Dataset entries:
##############################
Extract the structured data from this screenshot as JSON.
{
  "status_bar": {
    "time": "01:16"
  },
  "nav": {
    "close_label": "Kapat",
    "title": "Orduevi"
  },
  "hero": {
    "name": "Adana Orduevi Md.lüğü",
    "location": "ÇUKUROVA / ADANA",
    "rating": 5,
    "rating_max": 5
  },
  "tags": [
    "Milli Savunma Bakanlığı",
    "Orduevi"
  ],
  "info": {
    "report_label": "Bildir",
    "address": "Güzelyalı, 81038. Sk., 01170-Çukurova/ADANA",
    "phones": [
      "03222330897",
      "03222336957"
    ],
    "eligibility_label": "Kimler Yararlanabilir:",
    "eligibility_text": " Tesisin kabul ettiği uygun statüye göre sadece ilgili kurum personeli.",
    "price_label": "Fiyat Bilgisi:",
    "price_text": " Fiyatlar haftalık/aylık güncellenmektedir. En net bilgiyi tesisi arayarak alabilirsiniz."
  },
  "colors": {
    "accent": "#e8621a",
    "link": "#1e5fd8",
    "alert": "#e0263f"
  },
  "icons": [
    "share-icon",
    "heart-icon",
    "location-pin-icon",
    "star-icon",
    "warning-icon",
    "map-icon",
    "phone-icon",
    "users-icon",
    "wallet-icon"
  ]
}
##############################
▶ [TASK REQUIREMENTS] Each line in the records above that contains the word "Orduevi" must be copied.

▶ [ANSWER BOX]
    "title": "Orduevi"
    "name": "Adana Orduevi Md.lüğü",
    "Orduevi"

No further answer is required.